Did you know that broccoli sprouts can improve autism symptoms and other neuroinflammatory conditions?
At first, I thought it was too good to be true until I looked into the science much further.
How could this one tiny food do so much good?
Broccoli sprouts possess large amounts of a compound called glucoraphanin, the precursor to sulforaphane. Sulforaphane is a phytochemical that has been known to help increase glutathione production.
Glutathione is the major antioxidant in the body and reduce oxidative stress. It supports a strong immune system, and is also crucial for the nervous system and gastrointestinal system. It’s also very important in detoxification. I’ve written about sulforaphane with regard to reducing free radicals associated with pesticide use.
Studies show children with autism are low in glutathione(1). And boosting glutathione supports the underlying systems negatively impacted in autism and can reduce the symptoms of autism.
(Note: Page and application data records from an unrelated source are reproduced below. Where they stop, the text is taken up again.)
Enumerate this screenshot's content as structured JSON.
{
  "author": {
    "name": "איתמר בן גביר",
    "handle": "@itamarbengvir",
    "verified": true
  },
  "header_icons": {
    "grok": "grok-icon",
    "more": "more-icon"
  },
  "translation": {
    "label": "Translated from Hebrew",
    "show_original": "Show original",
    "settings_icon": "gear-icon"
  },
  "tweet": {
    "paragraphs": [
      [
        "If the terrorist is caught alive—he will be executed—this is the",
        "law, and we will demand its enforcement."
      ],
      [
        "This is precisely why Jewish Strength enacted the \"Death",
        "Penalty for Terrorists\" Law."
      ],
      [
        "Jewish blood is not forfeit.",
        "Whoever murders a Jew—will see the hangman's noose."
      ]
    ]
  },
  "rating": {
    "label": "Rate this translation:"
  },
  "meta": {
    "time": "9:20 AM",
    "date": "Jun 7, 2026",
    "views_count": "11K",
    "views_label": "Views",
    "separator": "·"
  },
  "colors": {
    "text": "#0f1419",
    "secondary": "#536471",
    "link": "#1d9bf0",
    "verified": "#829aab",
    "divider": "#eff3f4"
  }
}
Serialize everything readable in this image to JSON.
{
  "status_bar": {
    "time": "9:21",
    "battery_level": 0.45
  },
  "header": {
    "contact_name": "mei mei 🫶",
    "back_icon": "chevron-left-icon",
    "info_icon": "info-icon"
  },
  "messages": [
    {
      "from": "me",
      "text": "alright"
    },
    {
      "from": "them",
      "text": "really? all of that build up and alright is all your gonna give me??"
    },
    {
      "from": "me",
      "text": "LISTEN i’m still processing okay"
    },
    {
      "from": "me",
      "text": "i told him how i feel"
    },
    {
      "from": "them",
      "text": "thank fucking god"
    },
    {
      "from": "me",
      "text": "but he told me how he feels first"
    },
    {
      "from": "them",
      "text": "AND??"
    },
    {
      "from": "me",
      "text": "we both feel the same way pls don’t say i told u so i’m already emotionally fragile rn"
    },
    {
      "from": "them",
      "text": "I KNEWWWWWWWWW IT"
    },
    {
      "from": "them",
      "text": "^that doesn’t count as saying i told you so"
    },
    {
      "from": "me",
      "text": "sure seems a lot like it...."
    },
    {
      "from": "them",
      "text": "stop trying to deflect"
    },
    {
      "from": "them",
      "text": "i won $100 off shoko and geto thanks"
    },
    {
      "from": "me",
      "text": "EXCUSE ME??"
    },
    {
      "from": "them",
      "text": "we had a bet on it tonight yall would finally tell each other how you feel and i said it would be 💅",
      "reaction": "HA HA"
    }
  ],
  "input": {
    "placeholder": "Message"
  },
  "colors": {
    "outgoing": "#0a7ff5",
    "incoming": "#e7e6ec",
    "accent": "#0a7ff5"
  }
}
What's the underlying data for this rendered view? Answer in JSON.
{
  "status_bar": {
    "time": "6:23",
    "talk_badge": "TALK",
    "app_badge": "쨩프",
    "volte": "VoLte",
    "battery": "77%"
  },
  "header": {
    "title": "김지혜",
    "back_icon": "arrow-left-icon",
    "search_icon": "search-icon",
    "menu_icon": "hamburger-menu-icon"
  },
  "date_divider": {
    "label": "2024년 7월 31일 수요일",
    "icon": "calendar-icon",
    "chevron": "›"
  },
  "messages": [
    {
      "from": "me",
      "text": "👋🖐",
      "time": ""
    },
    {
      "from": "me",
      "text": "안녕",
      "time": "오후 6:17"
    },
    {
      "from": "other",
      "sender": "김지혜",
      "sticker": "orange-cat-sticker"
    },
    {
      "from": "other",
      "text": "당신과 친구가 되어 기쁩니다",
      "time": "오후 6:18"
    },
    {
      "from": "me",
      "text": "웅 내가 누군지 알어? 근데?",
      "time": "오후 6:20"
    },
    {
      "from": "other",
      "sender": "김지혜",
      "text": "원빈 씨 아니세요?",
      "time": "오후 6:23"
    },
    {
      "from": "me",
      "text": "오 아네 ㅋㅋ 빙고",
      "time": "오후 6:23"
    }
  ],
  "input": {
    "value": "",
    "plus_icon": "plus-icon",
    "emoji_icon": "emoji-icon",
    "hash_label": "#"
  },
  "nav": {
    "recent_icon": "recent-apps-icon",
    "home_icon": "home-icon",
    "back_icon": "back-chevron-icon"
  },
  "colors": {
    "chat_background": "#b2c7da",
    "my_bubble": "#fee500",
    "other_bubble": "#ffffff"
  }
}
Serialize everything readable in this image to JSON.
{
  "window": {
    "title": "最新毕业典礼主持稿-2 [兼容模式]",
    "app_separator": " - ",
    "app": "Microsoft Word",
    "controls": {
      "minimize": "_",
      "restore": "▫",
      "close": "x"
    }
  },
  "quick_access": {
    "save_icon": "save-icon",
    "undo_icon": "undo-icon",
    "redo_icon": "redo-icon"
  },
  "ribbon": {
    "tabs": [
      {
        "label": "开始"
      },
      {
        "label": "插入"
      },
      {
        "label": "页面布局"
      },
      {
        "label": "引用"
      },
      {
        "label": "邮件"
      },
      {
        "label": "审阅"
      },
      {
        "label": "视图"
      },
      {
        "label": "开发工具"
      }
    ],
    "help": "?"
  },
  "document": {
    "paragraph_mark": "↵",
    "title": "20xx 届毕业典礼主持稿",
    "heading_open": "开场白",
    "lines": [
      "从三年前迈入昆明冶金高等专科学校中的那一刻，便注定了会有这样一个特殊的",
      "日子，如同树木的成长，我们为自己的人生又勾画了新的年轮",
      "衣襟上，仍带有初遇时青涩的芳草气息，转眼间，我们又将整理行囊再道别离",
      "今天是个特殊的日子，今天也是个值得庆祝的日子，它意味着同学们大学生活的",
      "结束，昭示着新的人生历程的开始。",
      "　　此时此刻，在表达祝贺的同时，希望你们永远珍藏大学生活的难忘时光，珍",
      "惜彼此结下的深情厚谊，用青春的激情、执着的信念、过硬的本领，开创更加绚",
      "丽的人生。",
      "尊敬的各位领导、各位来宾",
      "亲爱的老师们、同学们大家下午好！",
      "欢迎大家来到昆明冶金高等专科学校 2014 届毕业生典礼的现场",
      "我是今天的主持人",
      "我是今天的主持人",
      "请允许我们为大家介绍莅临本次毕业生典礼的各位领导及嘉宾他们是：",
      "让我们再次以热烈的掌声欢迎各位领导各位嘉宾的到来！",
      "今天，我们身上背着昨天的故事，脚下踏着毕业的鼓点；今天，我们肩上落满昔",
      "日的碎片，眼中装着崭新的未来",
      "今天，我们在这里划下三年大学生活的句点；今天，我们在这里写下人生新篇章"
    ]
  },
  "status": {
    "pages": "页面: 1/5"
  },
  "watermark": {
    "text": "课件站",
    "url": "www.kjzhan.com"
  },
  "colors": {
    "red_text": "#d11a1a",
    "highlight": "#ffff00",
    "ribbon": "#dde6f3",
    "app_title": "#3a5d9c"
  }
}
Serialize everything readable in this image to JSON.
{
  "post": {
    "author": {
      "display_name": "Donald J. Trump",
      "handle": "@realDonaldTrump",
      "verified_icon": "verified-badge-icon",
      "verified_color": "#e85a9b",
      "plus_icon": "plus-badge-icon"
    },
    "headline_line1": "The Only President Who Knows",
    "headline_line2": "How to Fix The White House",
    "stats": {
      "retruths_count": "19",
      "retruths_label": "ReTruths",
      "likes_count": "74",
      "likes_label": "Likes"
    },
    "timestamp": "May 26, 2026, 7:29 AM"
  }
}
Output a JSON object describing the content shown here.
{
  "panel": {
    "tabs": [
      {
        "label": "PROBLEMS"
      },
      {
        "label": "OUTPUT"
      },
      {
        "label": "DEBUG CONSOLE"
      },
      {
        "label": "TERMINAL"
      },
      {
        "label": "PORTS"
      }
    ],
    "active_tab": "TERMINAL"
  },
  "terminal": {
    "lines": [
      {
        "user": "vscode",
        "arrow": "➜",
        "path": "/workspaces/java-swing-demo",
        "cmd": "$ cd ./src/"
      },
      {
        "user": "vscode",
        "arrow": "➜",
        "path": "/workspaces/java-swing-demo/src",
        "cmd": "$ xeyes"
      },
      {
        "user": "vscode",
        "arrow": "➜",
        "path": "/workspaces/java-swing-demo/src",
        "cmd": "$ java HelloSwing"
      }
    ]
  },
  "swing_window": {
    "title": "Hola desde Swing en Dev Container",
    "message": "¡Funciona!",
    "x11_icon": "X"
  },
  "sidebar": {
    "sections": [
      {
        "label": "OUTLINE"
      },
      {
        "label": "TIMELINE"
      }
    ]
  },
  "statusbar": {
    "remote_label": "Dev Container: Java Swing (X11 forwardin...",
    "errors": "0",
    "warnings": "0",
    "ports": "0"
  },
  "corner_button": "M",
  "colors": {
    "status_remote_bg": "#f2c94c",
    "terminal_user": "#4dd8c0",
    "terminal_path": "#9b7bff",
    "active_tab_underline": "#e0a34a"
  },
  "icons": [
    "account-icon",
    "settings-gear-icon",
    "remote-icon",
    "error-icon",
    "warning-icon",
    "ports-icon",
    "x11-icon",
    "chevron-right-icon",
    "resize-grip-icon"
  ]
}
And broccoli sprouts can help.
Studies on sulforaphane show it improves mitochondrial function and reduces neuroinflammation, and has been recently shown to improve autism symptoms(2).
Another recent small clinical trial showed that sulforaphane from broccoli sprouts significantly reduced the behavioral symptoms of ASD(3). This new research gives us hope, as broccoli sprouts contain 30 times the amount of sulforaphane precursor as the mature broccoli plant!
This is promising news for autism!
We make our own broccoli sprouts, and you can too. It’s very easy.
Here is my DIY broccoli sprout recipe:
DIY Broccoli Sprouts
1 quart sized mason jar, sterilized (or well scrubbed with really hot water and dried naturally).
- Put 2 Tablespoons broccoli seeds in the mason jar
- Fill half way with water
- Swirl it around to agitate the seeds, and get little beads of air around them
- Soak for 8 hours
- Put a sprouting lid on the mason jar
- Drain water out, and leave jar upside down to keep water out
- Water daily by filling it up and draining it upside down.
Keep in dark place or indirect sunlight. they will start sprouting after about 24 hours
The sprout are typically done around 5 days. For last few hours. put them in the sun to turn them green. It doesn’t need to be direct sunlight, indirect works fine.
After they green on the outside, you can break apart the sprouts some, to get the inside green as well.
- Separate the seed hulls from the sprouts. I use a mini salad spinner. I fill it with water, and agitate all the sprouts. Most of the hulls will float to the top, some will sink. As they float, I keep filling it with water and draining it off until as many hulls are separated as possible.
- Drain them again.
Store your sprouts in the refrigerator. They should last about 4 days (although in my house they run out before then). Basically, when I harvest one batch, I start soaking another! That way I always have some sprouts on hand.
Keep in mind, these sprouts are spicy! So to make them most enjoyable, especially for kids, I put them on salads, mix them 50/50 with sauerkraut to make “sprout kraut”, or put them in wraps/sandwiches.
(1) James, S. Jill, et al. “Metabolic biomarkers of increased oxidative stress and impaired methylation capacity in children with autism.” The American journal of clinical nutrition 80.6 (2004): 1611-1617.